WHERE IT COMES FROM
Because we live in a near desert, the bulk of our water here in Orange County, CA comes from snow that fell in the Sierra Nevadas and Colorado Rockies. It takes energy to bring that water here, and to purify it. Thus saving water saves energy. And we all know that saving energy helps reduce carbon dioxide emissions, which in turn helps combat global warming. And that’s what I’m all about.
To capture some of that precious rainfall, I set three separate containers under our eaves. First time I’ve tried that. Normally, I’d just turn on the tap when I want water, but I’m rethinking that strategy. Rainfall is better than tap water for watering gardens.
Two containers didn’t catch much, but my new 7-gallon Tubtrug from Gardener’s Supply Company must have been in just the right spot.
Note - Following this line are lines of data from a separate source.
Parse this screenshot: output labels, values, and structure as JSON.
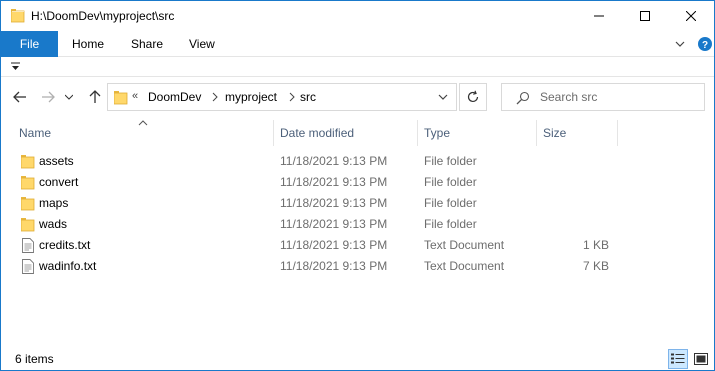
{
  "window": {
    "title": "H:\\DoomDev\\myproject\\src",
    "controls": [
      "minimize",
      "maximize",
      "close"
    ]
  },
  "ribbon": {
    "tabs": [
      {
        "label": "File",
        "active": true
      },
      {
        "label": "Home"
      },
      {
        "label": "Share"
      },
      {
        "label": "View"
      }
    ]
  },
  "address_bar": {
    "overflow_glyph": "«",
    "breadcrumbs": [
      "DoomDev",
      "myproject",
      "src"
    ]
  },
  "search": {
    "placeholder": "Search src"
  },
  "columns": [
    {
      "label": "Name",
      "sorted": "ascending"
    },
    {
      "label": "Date modified"
    },
    {
      "label": "Type"
    },
    {
      "label": "Size"
    }
  ],
  "files": [
    {
      "name": "assets",
      "date": "11/18/2021 9:13 PM",
      "type": "File folder",
      "size": "",
      "icon": "folder-icon"
    },
    {
      "name": "convert",
      "date": "11/18/2021 9:13 PM",
      "type": "File folder",
      "size": "",
      "icon": "folder-icon"
    },
    {
      "name": "maps",
      "date": "11/18/2021 9:13 PM",
      "type": "File folder",
      "size": "",
      "icon": "folder-icon"
    },
    {
      "name": "wads",
      "date": "11/18/2021 9:13 PM",
      "type": "File folder",
      "size": "",
      "icon": "folder-icon"
    },
    {
      "name": "credits.txt",
      "date": "11/18/2021 9:13 PM",
      "type": "Text Document",
      "size": "1 KB",
      "icon": "text-file-icon"
    },
    {
      "name": "wadinfo.txt",
      "date": "11/18/2021 9:13 PM",
      "type": "Text Document",
      "size": "7 KB",
      "icon": "text-file-icon"
    }
  ],
  "status": {
    "item_count": "6 items",
    "view_mode": "details"
  },
  "colors": {
    "accent": "#1979ca",
    "folder": "#ffd86b",
    "header_text": "#4c607a",
    "secondary_text": "#6d6d6d"
  }
}
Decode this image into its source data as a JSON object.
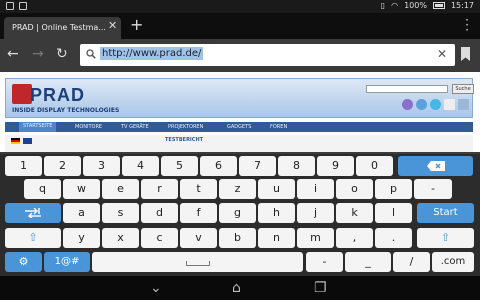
{
  "status_bar": {
    "battery": "100%",
    "time": "15:17"
  },
  "browser": {
    "tab_title": "PRAD | Online Testma...",
    "url": "http://www.prad.de/",
    "icons": {
      "back": "back-arrow-icon",
      "forward": "forward-arrow-icon",
      "reload": "reload-icon",
      "search": "search-icon",
      "clear": "close-icon",
      "bookmark": "bookmark-icon",
      "menu": "overflow-menu-icon",
      "new_tab": "plus-icon"
    }
  },
  "website": {
    "logo": "PRAD",
    "tagline": "INSIDE DISPLAY TECHNOLOGIES",
    "search_button": "Suche",
    "nav": [
      "STARTSEITE",
      "MONITORE",
      "TV GERÄTE",
      "PROJEKTOREN",
      "GADGETS",
      "FOREN"
    ],
    "row_label": "TESTBERICHT"
  },
  "keyboard": {
    "row1": [
      "1",
      "2",
      "3",
      "4",
      "5",
      "6",
      "7",
      "8",
      "9",
      "0"
    ],
    "row2": [
      "q",
      "w",
      "e",
      "r",
      "t",
      "z",
      "u",
      "i",
      "o",
      "p",
      "-"
    ],
    "row3": [
      "a",
      "s",
      "d",
      "f",
      "g",
      "h",
      "j",
      "k",
      "l"
    ],
    "row4": [
      "y",
      "x",
      "c",
      "v",
      "b",
      "n",
      "m",
      ",",
      "."
    ],
    "start_label": "Start",
    "symbols_label": "1@#",
    "dash_label": "-",
    "underscore_label": "_",
    "slash_label": "/",
    "dotcom_label": ".com",
    "accent_color": "#4a95d8"
  }
}
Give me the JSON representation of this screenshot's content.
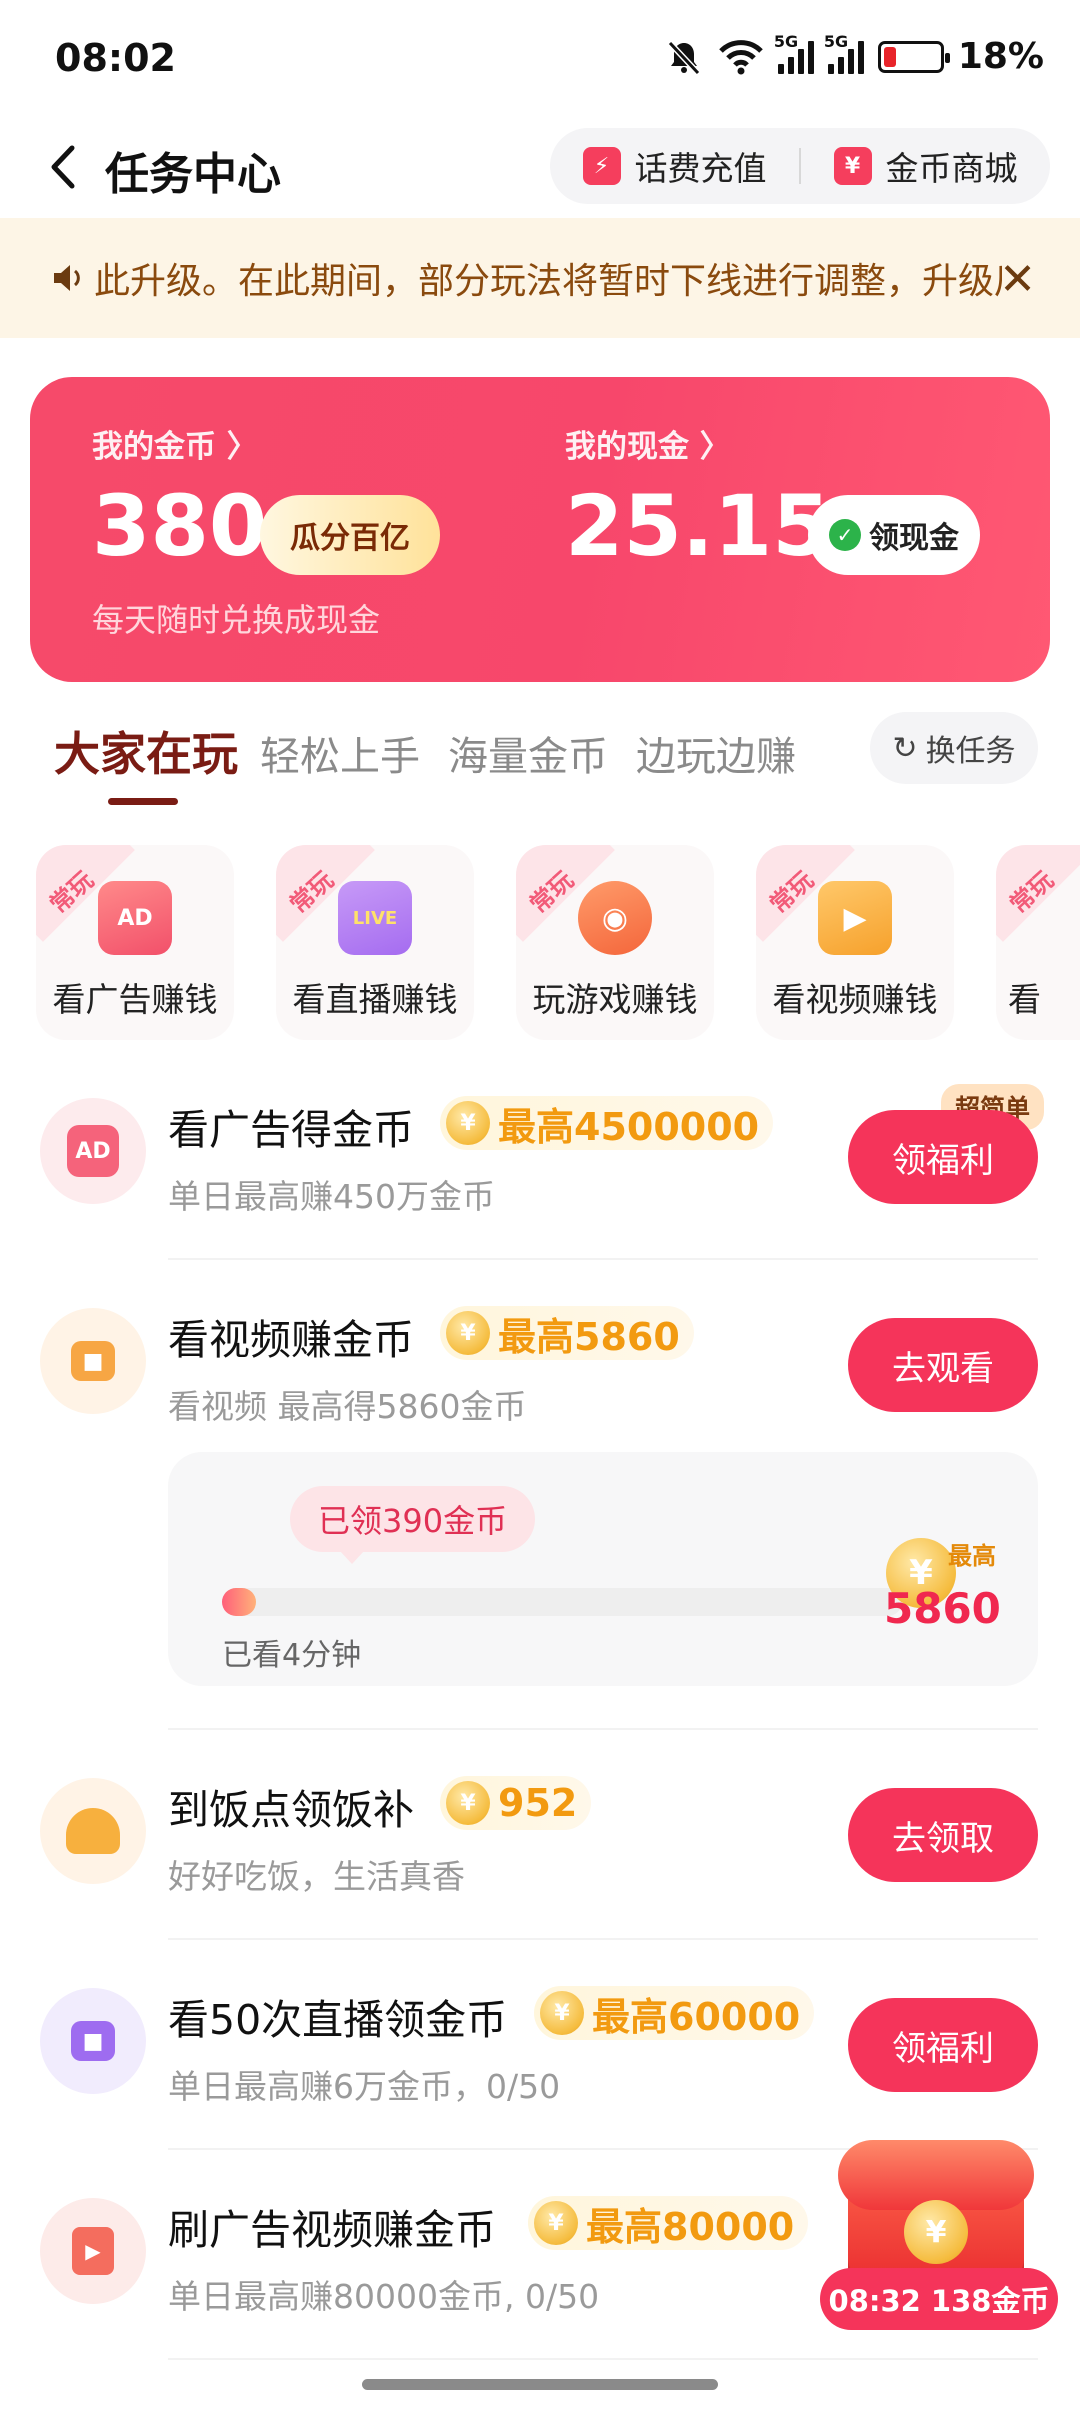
{
  "status_bar": {
    "time": "08:02",
    "battery": "18%",
    "net1": "5G",
    "net2": "5G"
  },
  "header": {
    "title": "任务中心",
    "recharge_label": "话费充值",
    "mall_label": "金币商城",
    "recharge_icon": "⚡",
    "mall_icon": "¥"
  },
  "notice": {
    "text": "此升级。在此期间，部分玩法将暂时下线进行调整，升级后",
    "close": "✕"
  },
  "wallet": {
    "coins_label": "我的金币 〉",
    "coins_value": "380",
    "coins_button": "瓜分百亿",
    "cash_label": "我的现金 〉",
    "cash_value": "25.15",
    "cash_button": "领现金",
    "subtitle": "每天随时兑换成现金"
  },
  "tabs": [
    {
      "label": "大家在玩",
      "active": true
    },
    {
      "label": "轻松上手",
      "active": false
    },
    {
      "label": "海量金币",
      "active": false
    },
    {
      "label": "边玩边赚",
      "active": false
    }
  ],
  "swap_label": "换任务",
  "quick_cards": [
    {
      "tag": "常玩",
      "label": "看广告赚钱",
      "icon": "ad-tv-icon",
      "icon_text": "AD",
      "color": "#f2506a"
    },
    {
      "tag": "常玩",
      "label": "看直播赚钱",
      "icon": "live-tv-icon",
      "icon_text": "LIVE",
      "color": "#a56cf0"
    },
    {
      "tag": "常玩",
      "label": "玩游戏赚钱",
      "icon": "gamepad-icon",
      "icon_text": "◉",
      "color": "#f4663b"
    },
    {
      "tag": "常玩",
      "label": "看视频赚钱",
      "icon": "camera-icon",
      "icon_text": "▶",
      "color": "#f6a12c"
    },
    {
      "tag": "常玩",
      "label": "看",
      "icon": "tv-icon",
      "icon_text": "",
      "color": "#f2506a"
    }
  ],
  "tasks": [
    {
      "title": "看广告得金币",
      "reward": "最高4500000",
      "sub": "单日最高赚450万金币",
      "button": "领福利",
      "badge": "超简单",
      "icon": "ad-icon",
      "icon_text": "AD",
      "icon_bg": "#fdebed",
      "icon_fg": "#f5637b"
    },
    {
      "title": "看视频赚金币",
      "reward": "最高5860",
      "sub": "看视频 最高得5860金币",
      "button": "去观看",
      "icon": "video-camera-icon",
      "icon_text": "■",
      "icon_bg": "#fff3e6",
      "icon_fg": "#f7a644"
    },
    {
      "title": "到饭点领饭补",
      "reward": "952",
      "sub": "好好吃饭，生活真香",
      "button": "去领取",
      "icon": "meal-icon",
      "icon_text": "",
      "icon_bg": "#fff3e6",
      "icon_fg": "#f7b03e"
    },
    {
      "title": "看50次直播领金币",
      "reward": "最高60000",
      "sub": "单日最高赚6万金币，0/50",
      "button": "领福利",
      "icon": "live-camera-icon",
      "icon_text": "■",
      "icon_bg": "#f1ecfd",
      "icon_fg": "#9e6cf0"
    },
    {
      "title": "刷广告视频赚金币",
      "reward": "最高80000",
      "sub": "单日最高赚80000金币, 0/50",
      "button": "领福利",
      "icon": "play-video-icon",
      "icon_text": "▶",
      "icon_bg": "#fdebe9",
      "icon_fg": "#f46d5e"
    }
  ],
  "video_progress": {
    "claimed": "已领390金币",
    "watched": "已看4分钟",
    "max_label": "最高",
    "max_value": "5860",
    "fraction": 0.05
  },
  "coin_symbol": "¥",
  "chest": {
    "timer": "08:32 138金币"
  }
}
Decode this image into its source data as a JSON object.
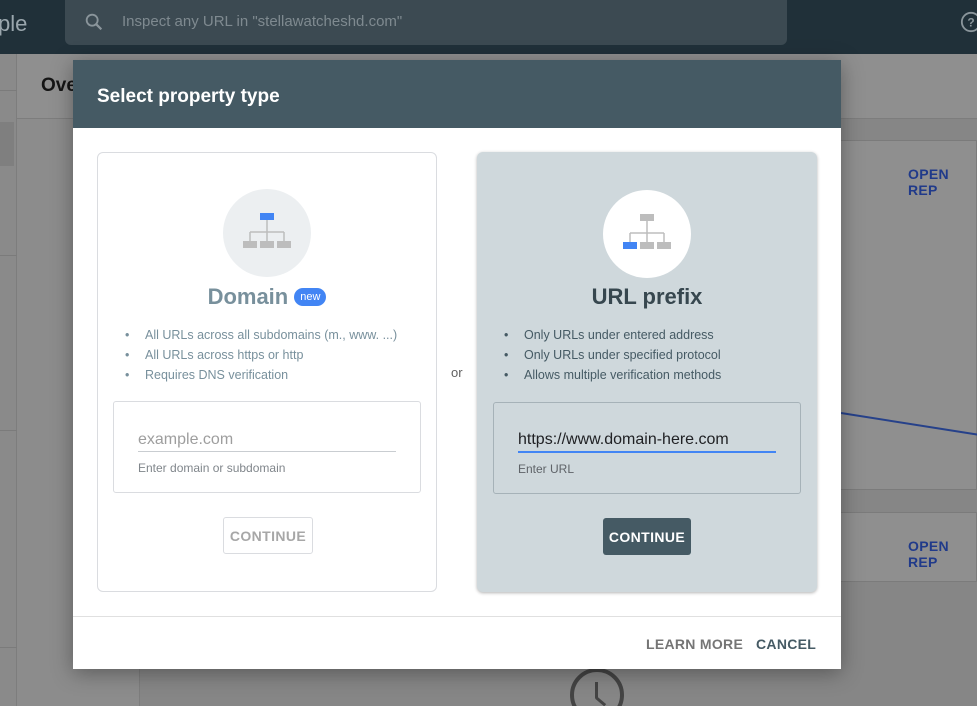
{
  "app": {
    "brand_fragment": "ple",
    "search_placeholder": "Inspect any URL in \"stellawatcheshd.com\"",
    "page_title_fragment": "Ove",
    "open_report_label_1": "OPEN REP",
    "open_report_label_2": "OPEN REP"
  },
  "dialog": {
    "title": "Select property type",
    "separator": "or",
    "domain_card": {
      "title": "Domain",
      "badge": "new",
      "features": [
        "All URLs across all subdomains (m., www. ...)",
        "All URLs across https or http",
        "Requires DNS verification"
      ],
      "input_placeholder": "example.com",
      "input_value": "",
      "helper": "Enter domain or subdomain",
      "continue_label": "CONTINUE"
    },
    "url_card": {
      "title": "URL prefix",
      "features": [
        "Only URLs under entered address",
        "Only URLs under specified protocol",
        "Allows multiple verification methods"
      ],
      "input_value": "https://www.domain-here.com",
      "helper": "Enter URL",
      "continue_label": "CONTINUE"
    },
    "footer": {
      "learn_more_label": "LEARN MORE",
      "cancel_label": "CANCEL"
    }
  },
  "colors": {
    "header_bg": "#455a64",
    "accent_blue": "#4285f4",
    "selected_card_bg": "#cfd8dc"
  },
  "icons": {
    "search": "search-icon",
    "help": "help-icon",
    "sitemap": "sitemap-icon",
    "clock": "clock-icon"
  }
}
I managed to save about five gallons of rainfall in that bucket. I’ll use the water to irrigate my container plantings next week.
But that certainly isn’t the end of my water-saving strategy. Here in southern California, houses usually don’t come with gutters, and my husband and I have done without them for the whole 20 years that we’ve lived in this house. But this summer, we decided to add rain barrels to our greenscape. We had a local contractor install gutters and downspouts on the north side of our house, and bought a rain barrel from Gardener’s Supply Company (no, I don’t work for them, I just like their products).
But this early rainfall caught us by surprise. We don’t have the downspout cut short and connected to the rain barrel yet. I’ll get that done later. But I can see that one barrel isn’t going to be enough. If one bucket caught 5 gallons just running off the eaves on the south side of the house, a downspout directing water from the whole north side is going to result in, um, (calculate, calculate), a gazillion gallons. I’m gonna need a bigger barrel.
The solution, of course, is to connect a number of rain barrels in series. Our gutter guy estimated that we’d need three rain barrels to hold the amount of water that runs off the north side of our roof during an average rainfall. I just am not ramped up to that stage yet.
HOMEMADE RAIN BARRELS
When I was in North Carolina a few weeks ago at a garden writer’s conference, I saw some nifty rain barrels made by some teens in Durham at DIG (Durham Inner city Garden). They had constructed a shade structure, under which they had their potting bench. The roof of the structure was a green roof that grew plants. Any runoff was collected in their homemade rain barrels. Neighboring SEEDS had a similar structure, pictured here.
I’m going to attempt to construct similar barrels to connect to my one purchased barrel, which was horribly expensive. Since I have construction skills similar to those possessed by a typical kindergartener, stay tuned for more adventures.
(To read more of Lou Murray’s environmental writing, see her weekly column, Natural Perspectives, in the Huntington Beach Independent at www.hbindependent.com, under columnists.)